SMF and init comparission? Not relevant for desktop user, but relevant for server admin. SMF is indeed better, but administration of services is not really hard anywhere.

SMF is totally relavent to the desktop, especially when you have many desktops. Ever tried debugging a desktop where the user says my machine can't reach google. In linux this can be multiple steps. In solaris 10 its a single step gets you info you need to solve the problem. Because its not just about services, its interlinked with Predictive self healing.

svcs -x tells you what hardware and/or software services are not availible. If you have a bad nic or a unplugged network cable, or any of the other services that may be running.

Well, I don't really get enthusiasm about brandz. Which software? It is almost all OSS. Better to port things, than run trough the "should work solution". Your "everything should work" can be tested fairly good. Run Domino in brandz, then talk. You can't port Domino, can't you?

brandz by it self is pretty boring, untill you are in a corprate setting and your boss requires you to run a commercial software package that is only availible on Linux.

When you mix brandz with other special features of Solaris 10 it becomes more interesting as well. You can use dtrace to debug a problem in a linux executable no recompile, no grabbing pre-alpha solutions recompiling the kernel its ready to go. Or add brandz on top of ZFS, and you can take instant snapshots of your data for backups.

Reply Score: 4

Solaris *is* better Linux than Linux
by 0xbadbeef on Wed 1st Mar 2006 08:06 UTC
0xbadbeef
Member since:
2005-11-12

I have to agree with the statement that Solaris is a better Linux than Linux -- Solaris trounces Linux all over the place. And I'm not even talking about absolutely obvious technical aspects of Solaris that have undisputed lead over Linux (scalability, performance, observability, stability, and pretty groundbreaking things like Dtrace, Zones, and ZFS). What really matters is that Solaris can do absolutely everything Linux can do, only Solaris can do it cheaper. Solaris is cheaper to license and support than any commerical Linux distribution. OpenSolaris also provides more liberal approach to the source than Linux. Linux became so popular because of two factors -- price or lack of thereof and openness. It looks like Solaris trounced Linux on both, so the statement is quite valid.

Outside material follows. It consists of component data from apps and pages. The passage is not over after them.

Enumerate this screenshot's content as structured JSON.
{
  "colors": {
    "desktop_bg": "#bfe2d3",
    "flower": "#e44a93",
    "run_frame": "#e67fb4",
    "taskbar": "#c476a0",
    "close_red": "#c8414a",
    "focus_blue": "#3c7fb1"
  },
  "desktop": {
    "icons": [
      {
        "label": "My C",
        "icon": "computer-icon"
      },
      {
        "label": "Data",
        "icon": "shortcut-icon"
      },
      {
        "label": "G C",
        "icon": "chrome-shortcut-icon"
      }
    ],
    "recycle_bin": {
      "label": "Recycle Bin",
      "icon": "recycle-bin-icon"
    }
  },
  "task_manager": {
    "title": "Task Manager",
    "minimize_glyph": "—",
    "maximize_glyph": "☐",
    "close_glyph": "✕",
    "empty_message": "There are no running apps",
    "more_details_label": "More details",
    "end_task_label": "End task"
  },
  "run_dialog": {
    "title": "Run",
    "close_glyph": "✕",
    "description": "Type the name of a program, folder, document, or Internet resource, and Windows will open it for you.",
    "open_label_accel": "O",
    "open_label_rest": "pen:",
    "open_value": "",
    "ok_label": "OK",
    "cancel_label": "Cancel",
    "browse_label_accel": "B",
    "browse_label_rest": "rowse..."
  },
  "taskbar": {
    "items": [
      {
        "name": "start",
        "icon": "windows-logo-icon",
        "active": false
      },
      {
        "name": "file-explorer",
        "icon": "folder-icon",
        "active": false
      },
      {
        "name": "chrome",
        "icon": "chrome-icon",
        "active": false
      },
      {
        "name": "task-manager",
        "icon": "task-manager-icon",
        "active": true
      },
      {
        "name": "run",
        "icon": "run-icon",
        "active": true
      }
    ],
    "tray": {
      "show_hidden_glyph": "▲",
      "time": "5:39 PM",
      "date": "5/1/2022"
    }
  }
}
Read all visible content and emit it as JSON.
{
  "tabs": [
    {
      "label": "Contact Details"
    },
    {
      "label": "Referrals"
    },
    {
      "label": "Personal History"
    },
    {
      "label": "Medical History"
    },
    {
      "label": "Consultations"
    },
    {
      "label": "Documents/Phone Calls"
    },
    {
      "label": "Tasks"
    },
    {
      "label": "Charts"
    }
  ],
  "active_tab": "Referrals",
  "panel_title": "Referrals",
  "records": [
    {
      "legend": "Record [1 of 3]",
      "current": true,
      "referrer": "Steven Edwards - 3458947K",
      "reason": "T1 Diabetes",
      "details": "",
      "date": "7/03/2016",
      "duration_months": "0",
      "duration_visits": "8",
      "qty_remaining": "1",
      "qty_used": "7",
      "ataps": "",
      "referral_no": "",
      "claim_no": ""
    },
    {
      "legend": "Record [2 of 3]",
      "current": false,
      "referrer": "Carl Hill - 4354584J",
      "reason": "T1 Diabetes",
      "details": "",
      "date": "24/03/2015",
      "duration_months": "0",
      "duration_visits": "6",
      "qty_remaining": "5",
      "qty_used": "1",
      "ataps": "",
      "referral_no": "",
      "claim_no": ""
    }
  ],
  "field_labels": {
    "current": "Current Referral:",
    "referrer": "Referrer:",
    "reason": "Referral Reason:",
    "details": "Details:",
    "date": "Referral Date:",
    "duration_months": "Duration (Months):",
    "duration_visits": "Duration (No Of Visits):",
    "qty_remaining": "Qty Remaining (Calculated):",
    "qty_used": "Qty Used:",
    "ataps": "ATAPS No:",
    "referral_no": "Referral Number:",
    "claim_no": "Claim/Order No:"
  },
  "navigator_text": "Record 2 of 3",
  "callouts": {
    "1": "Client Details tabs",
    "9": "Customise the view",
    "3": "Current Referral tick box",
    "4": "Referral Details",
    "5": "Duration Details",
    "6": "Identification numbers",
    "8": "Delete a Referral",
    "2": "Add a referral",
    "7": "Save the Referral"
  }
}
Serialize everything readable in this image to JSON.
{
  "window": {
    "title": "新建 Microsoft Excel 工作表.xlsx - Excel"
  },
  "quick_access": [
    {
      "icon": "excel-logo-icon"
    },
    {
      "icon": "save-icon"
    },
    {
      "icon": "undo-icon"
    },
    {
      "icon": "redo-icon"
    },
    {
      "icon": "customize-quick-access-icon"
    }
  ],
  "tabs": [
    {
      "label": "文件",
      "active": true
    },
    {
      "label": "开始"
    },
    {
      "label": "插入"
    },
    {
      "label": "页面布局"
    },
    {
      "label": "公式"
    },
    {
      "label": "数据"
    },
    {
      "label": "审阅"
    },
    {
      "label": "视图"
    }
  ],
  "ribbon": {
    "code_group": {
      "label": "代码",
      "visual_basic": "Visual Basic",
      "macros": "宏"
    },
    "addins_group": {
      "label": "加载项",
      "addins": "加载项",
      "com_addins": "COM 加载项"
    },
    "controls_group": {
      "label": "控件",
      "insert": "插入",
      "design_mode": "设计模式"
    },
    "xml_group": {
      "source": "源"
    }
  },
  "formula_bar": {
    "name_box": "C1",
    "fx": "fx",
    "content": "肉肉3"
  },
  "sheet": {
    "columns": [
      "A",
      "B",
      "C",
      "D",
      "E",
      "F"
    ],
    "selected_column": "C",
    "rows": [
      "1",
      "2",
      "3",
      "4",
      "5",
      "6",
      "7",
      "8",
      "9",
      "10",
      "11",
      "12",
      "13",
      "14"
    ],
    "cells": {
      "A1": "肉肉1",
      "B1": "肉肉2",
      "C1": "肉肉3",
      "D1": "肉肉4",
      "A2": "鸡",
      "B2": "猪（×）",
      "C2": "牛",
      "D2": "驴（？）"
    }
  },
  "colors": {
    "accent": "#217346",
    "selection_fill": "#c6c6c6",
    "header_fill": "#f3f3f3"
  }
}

Reply Score: 3

Sphinx Member since:
2005-07-09

Nice troll.

Reply Score: 1

RE: Weird topic?
by 0xbadbeef on Wed 1st Mar 2006 09:33 UTC
0xbadbeef
Member since:
2005-11-12

> I believe that SGI is trying to sell their stuff to the same market that Sun's pursuing, at least on the high-end front.

Hah? NumaFlex machines from SGI are pretty useless on database workloads, so there is no threat to Sun from SGI. The only place where Altix can be useful is a tiny little niche in HPC/HPTC computing that requires single large memory image and can tolerate large and eneven latencies in the interconnect.

Reply Score: 1

Red Hat License
by hanul on Wed 1st Mar 2006 10:08 UTC
hanul
Member since:
2006-03-01

"Jonathan Schwartz has said that Red Hat requires a binary license per CPU. Schwartz thinking in this matter looks patently false. Red would violate the GPL if they required a binary license fee from end users. Red Hat charges for its products of course, but has neither the right nor the motivation to stop people from using it for free."

RH indeed requires a license per CPU/system and they demand permission to access your site for possible checking. What people always seem to miss is that there is the source code under GPL and the whole distribution and branding is under copyright laws. Of yourse you can install and redistribute all source code as long as you strip it from any copyrighted RH references.

Reply Score: 1

RE: Red Hat License
by tilde on Thu 2nd Mar 2006 13:55 UTC in reply to "Red Hat License"
tilde Member since:
2005-11-15

so let's do that. :-D

Reply Score: 1